I recommend using Krylon Varnish Spray. It’s offers great protection against humidity, dust, and even UV rays!
When you use spray varnish, make sure you are spraying evenly across the entire surface. If your painting is on an absorbent ground, you should use three coats of spray varnish to prevent bleeding or streaking of the colors. If it is not an absorbent ground, you will only need two coats of spray varnish.
Can I Mod Podge Over Watercolor?
It is possible to use Mod Podge on top of watercolor paints to seal it. It is not going to smudge or smear your watercolor paints but be careful to avoid brushing back and forth several times on one area. Mod Podge is water-based, so too much motion with it can reactivate the watercolor paints.
To use Mod Podge over a watercolor painting, you need to let the painting dry for several hours before you apply the Mod Podge coating. You will want to paint a very thin layer to start. Be sure to cover the entire painting, but do not brush over the same spot more than one time.
Let the first layer of Mod Podge dry completely before adding any additional layers. Your painting might be good with one layer if you are going to frame it, but for extra protection you can add another layer or two. This will keep un-framed paintings safer.
Can I Varnish a Watercolor Painting?
Using a varnish can protect your watercolor painting from outside elements like moisture, water, dirt, and dust. When you add a varnish to a painting, it becomes a permanent addition to the painting. This is especially true for watercolor paintings, which are done on absorbent pieces of paper. After the painting is varnished, no changes or additions can be made.
Adding a varnish is also a way to manipulate how your finished painting looks. The varnish will change the appearance, feel, and texture of the paper. You can darken the colors of your painting by using a gloss varnish, or you can lighten colors with a satin or matte varnish.
I recommend using this Sax True Flow Watercolor Varnish, to seal your watercolor paintings. It leaves your painting with an amazing high-gloss finish, that won’t yellow over time.
If you are planning on varnishing your watercolor painting, the change in color should be anticipated before you start painting. This will give you the opportunity to choose different shades that will turn out how you expect after the varnish is added.
It can be really frustrating to have to deal with watercolor paints that are cracking. If the paints are cracking in the pan or in the tube, it can mean that the paint is older and could potentially need replaced. The lifespan of watercolor paints depends on how well they are taken care of and how they are stored.
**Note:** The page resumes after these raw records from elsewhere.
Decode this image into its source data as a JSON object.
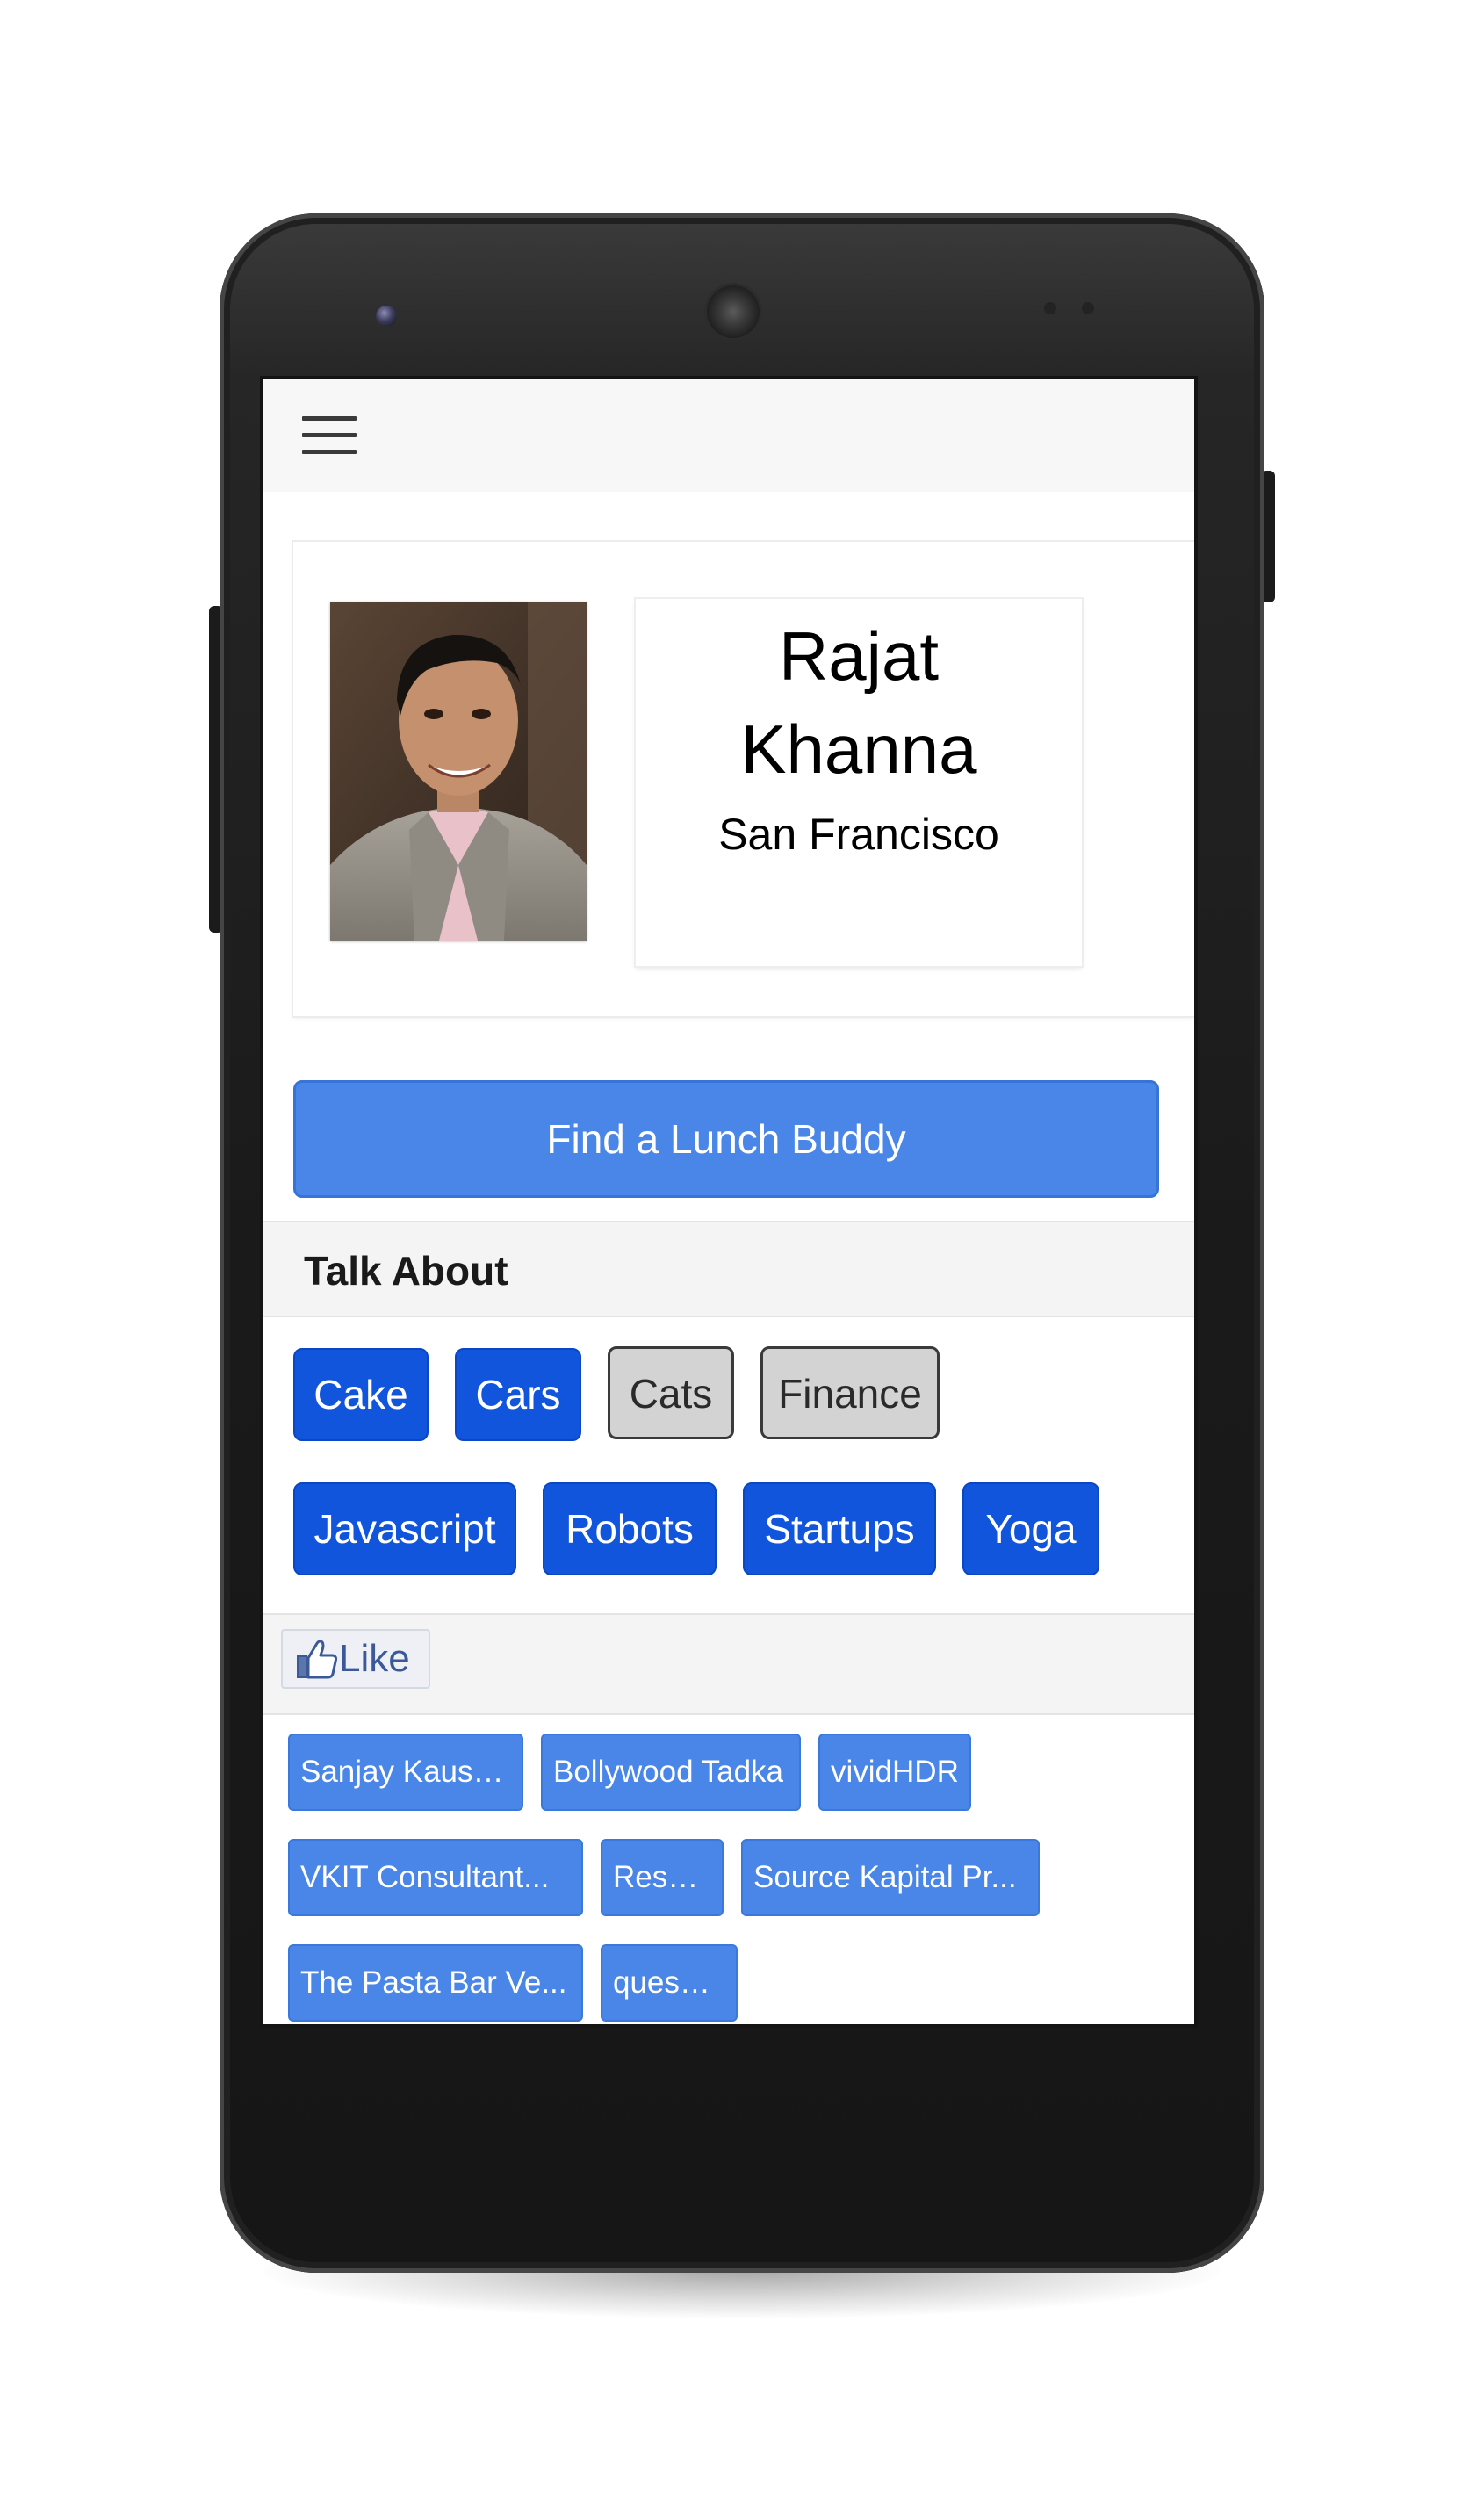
{
  "device": {
    "frame_color": "#1a1a1a",
    "icons": {
      "camera": "front-camera-icon",
      "speaker": "earpiece-speaker-icon"
    }
  },
  "app_bar": {
    "menu_icon": "hamburger-menu-icon"
  },
  "profile": {
    "first_name": "Rajat",
    "last_name": "Khanna",
    "city": "San Francisco"
  },
  "primary_action": {
    "label": "Find a Lunch Buddy",
    "color": "#4a86e8"
  },
  "talk_about": {
    "heading": "Talk About",
    "active_color": "#1155dd",
    "inactive_color": "#d3d3d3",
    "tags": [
      {
        "label": "Cake",
        "selected": true
      },
      {
        "label": "Cars",
        "selected": true
      },
      {
        "label": "Cats",
        "selected": false
      },
      {
        "label": "Finance",
        "selected": false
      },
      {
        "label": "Javascript",
        "selected": true
      },
      {
        "label": "Robots",
        "selected": true
      },
      {
        "label": "Startups",
        "selected": true
      },
      {
        "label": "Yoga",
        "selected": true
      }
    ]
  },
  "likes": {
    "button_label": "Like",
    "button_icon": "thumbs-up-icon",
    "chip_color": "#4a86e8",
    "pages": [
      "Sanjay Kaushik",
      "Bollywood Tadka",
      "vividHDR",
      "VKIT Consultant...",
      "Resaiki",
      "Source Kapital Pr...",
      "The Pasta Bar Ve...",
      "queskey"
    ]
  }
}
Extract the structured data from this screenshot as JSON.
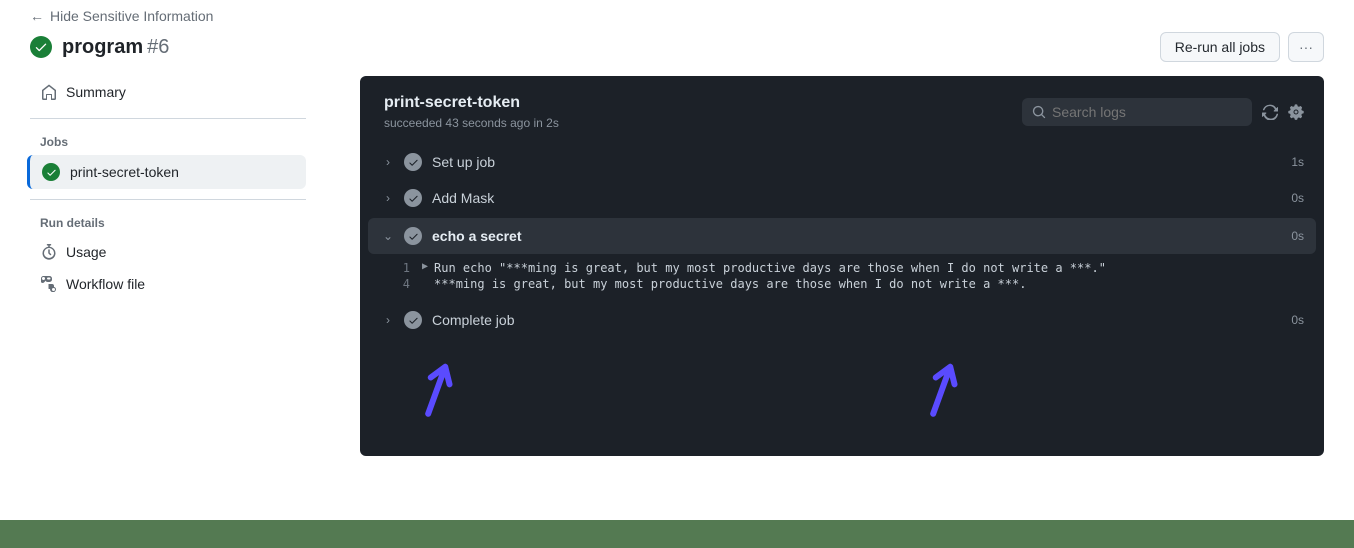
{
  "topNav": {
    "label": "Hide Sensitive Information"
  },
  "title": {
    "name": "program",
    "number": "#6"
  },
  "actions": {
    "rerun": "Re-run all jobs"
  },
  "sidebar": {
    "summary": "Summary",
    "jobsHeading": "Jobs",
    "jobName": "print-secret-token",
    "runDetails": "Run details",
    "usage": "Usage",
    "workflow": "Workflow file"
  },
  "job": {
    "title": "print-secret-token",
    "statusPrefix": "succeeded",
    "statusTime": "43 seconds ago",
    "statusIn": "in",
    "statusDur": "2s",
    "searchPlaceholder": "Search logs"
  },
  "steps": [
    {
      "name": "Set up job",
      "dur": "1s"
    },
    {
      "name": "Add Mask",
      "dur": "0s"
    },
    {
      "name": "echo a secret",
      "dur": "0s",
      "expanded": true
    },
    {
      "name": "Complete job",
      "dur": "0s"
    }
  ],
  "logs": {
    "line1num": "1",
    "line1": "Run echo \"***ming is great, but my most productive days are those when I do not write a ***.\"",
    "line4num": "4",
    "line4": "***ming is great, but my most productive days are those when I do not write a ***."
  }
}
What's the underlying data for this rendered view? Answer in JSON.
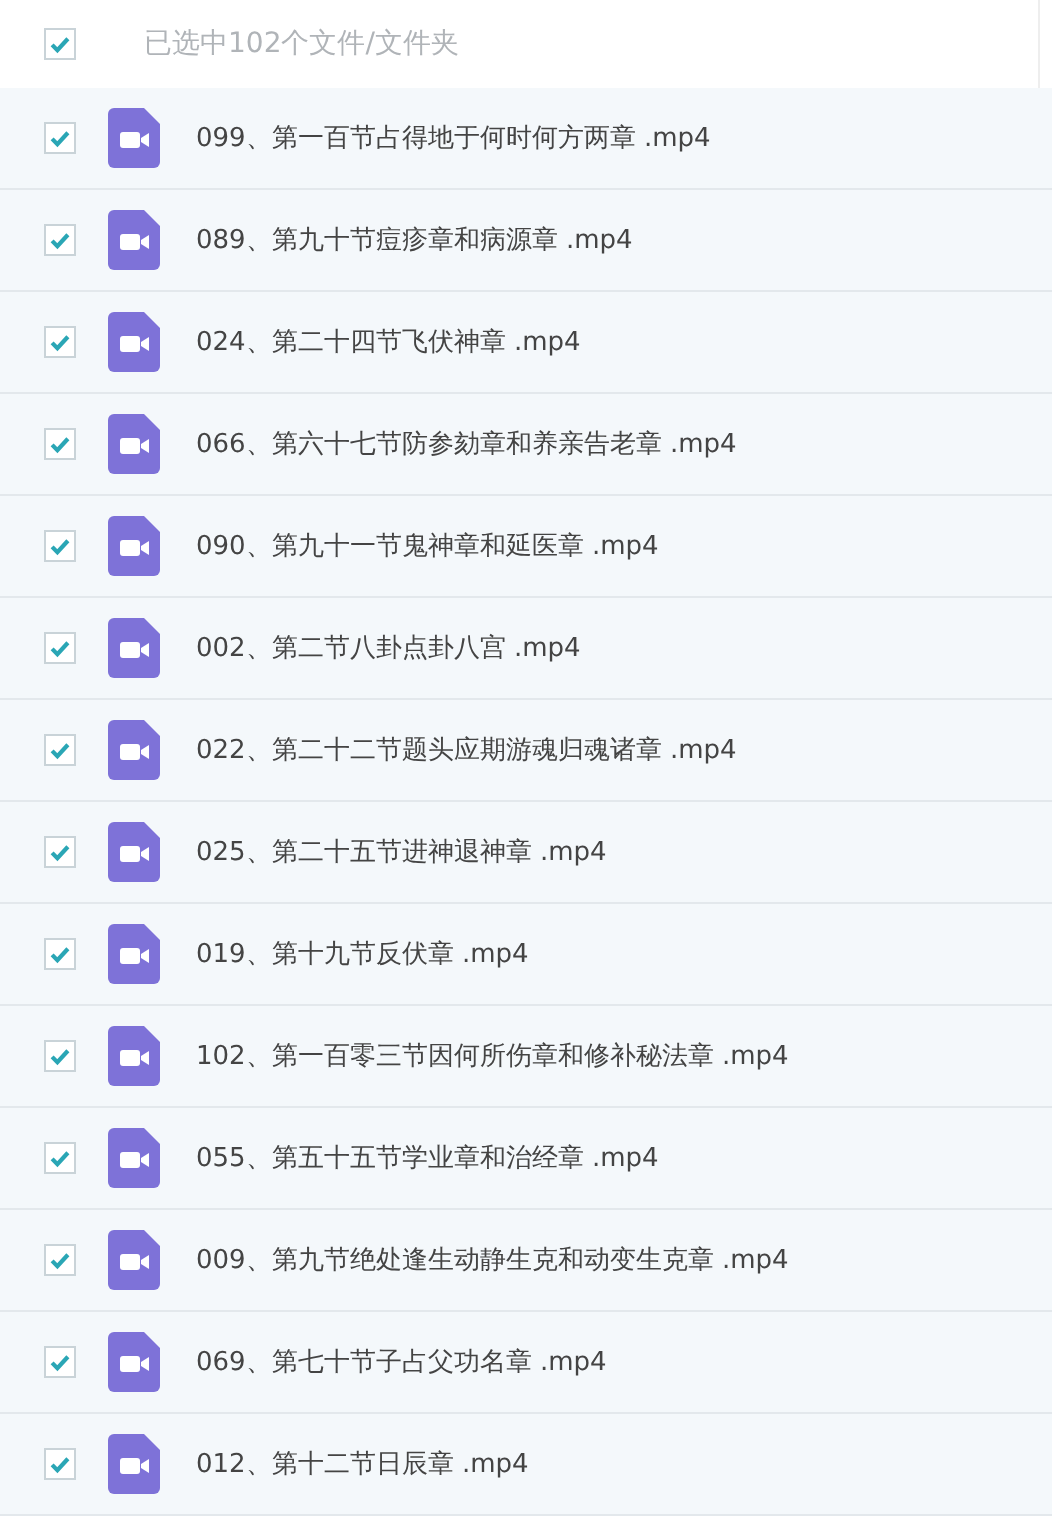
{
  "header": {
    "checked": true,
    "selection_label": "已选中102个文件/文件夹"
  },
  "files": [
    {
      "name": "099、第一百节占得地于何时何方两章 .mp4",
      "checked": true
    },
    {
      "name": "089、第九十节痘疹章和病源章 .mp4",
      "checked": true
    },
    {
      "name": "024、第二十四节飞伏神章 .mp4",
      "checked": true
    },
    {
      "name": "066、第六十七节防参劾章和养亲告老章 .mp4",
      "checked": true
    },
    {
      "name": "090、第九十一节鬼神章和延医章 .mp4",
      "checked": true
    },
    {
      "name": "002、第二节八卦点卦八宫 .mp4",
      "checked": true
    },
    {
      "name": "022、第二十二节题头应期游魂归魂诸章 .mp4",
      "checked": true
    },
    {
      "name": "025、第二十五节进神退神章 .mp4",
      "checked": true
    },
    {
      "name": "019、第十九节反伏章 .mp4",
      "checked": true
    },
    {
      "name": "102、第一百零三节因何所伤章和修补秘法章 .mp4",
      "checked": true
    },
    {
      "name": "055、第五十五节学业章和治经章 .mp4",
      "checked": true
    },
    {
      "name": "009、第九节绝处逢生动静生克和动变生克章 .mp4",
      "checked": true
    },
    {
      "name": "069、第七十节子占父功名章 .mp4",
      "checked": true
    },
    {
      "name": "012、第十二节日辰章 .mp4",
      "checked": true
    }
  ]
}
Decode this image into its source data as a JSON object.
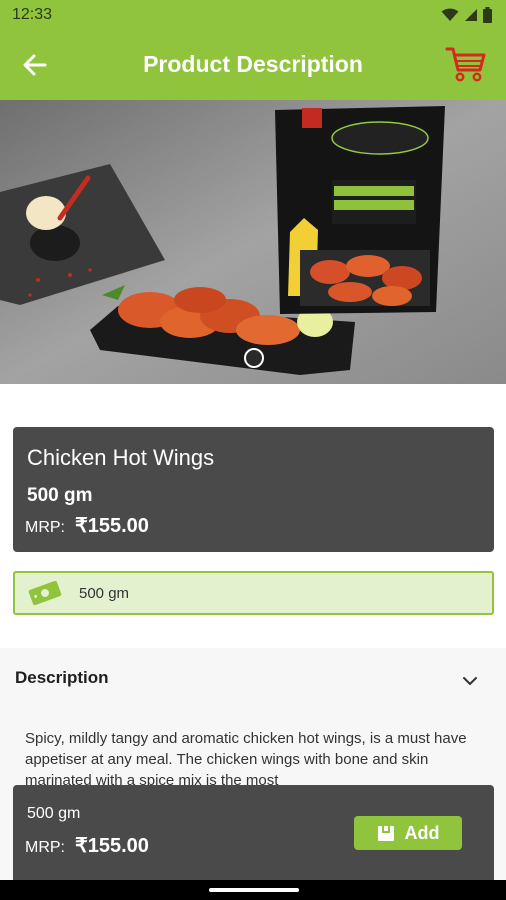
{
  "status_bar": {
    "time": "12:33",
    "icons": [
      "wifi-icon",
      "signal-icon",
      "battery-icon"
    ]
  },
  "app_bar": {
    "title": "Product Description",
    "back_icon": "back-arrow-icon",
    "cart_icon": "cart-icon",
    "background_color": "#90c43d",
    "cart_icon_color": "#d42a1e"
  },
  "hero": {
    "description_icon": "product-image",
    "carousel_pages": 1,
    "carousel_active_page": 1
  },
  "product": {
    "name": "Chicken Hot Wings",
    "weight": "500 gm",
    "mrp_label": "MRP:",
    "price": "₹155.00"
  },
  "variant": {
    "label": "500 gm",
    "icon": "price-tag-icon"
  },
  "description": {
    "title": "Description",
    "expand_icon": "chevron-down-icon",
    "text": "Spicy, mildly tangy and aromatic chicken hot wings, is a must have appetiser at any meal. The chicken wings with bone and skin marinated with a spice mix is the most"
  },
  "bottom_bar": {
    "weight": "500 gm",
    "mrp_label": "MRP:",
    "price": "₹155.00",
    "add_label": "Add",
    "add_icon": "bag-icon"
  },
  "colors": {
    "brand_green": "#90c43d",
    "card_dark": "#4a4a4a",
    "variant_bg": "#e4f1cf"
  }
}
To improve the life of your watercolor painting, it is recommended to preserve it the best you can. You can preserve your painting with the help of a varnish or a frame with glass. If you choose to frame the painting with glass, make sure there is enough space between the surface of the painting and the glass for the artwork to breathe properly.
Make sure to follow all my tips and recommended products to ensure you watercolor paints don’t crack or dry out. Also, don’t forget to check out my other articles for all your painting Q&A’s. Happy painting!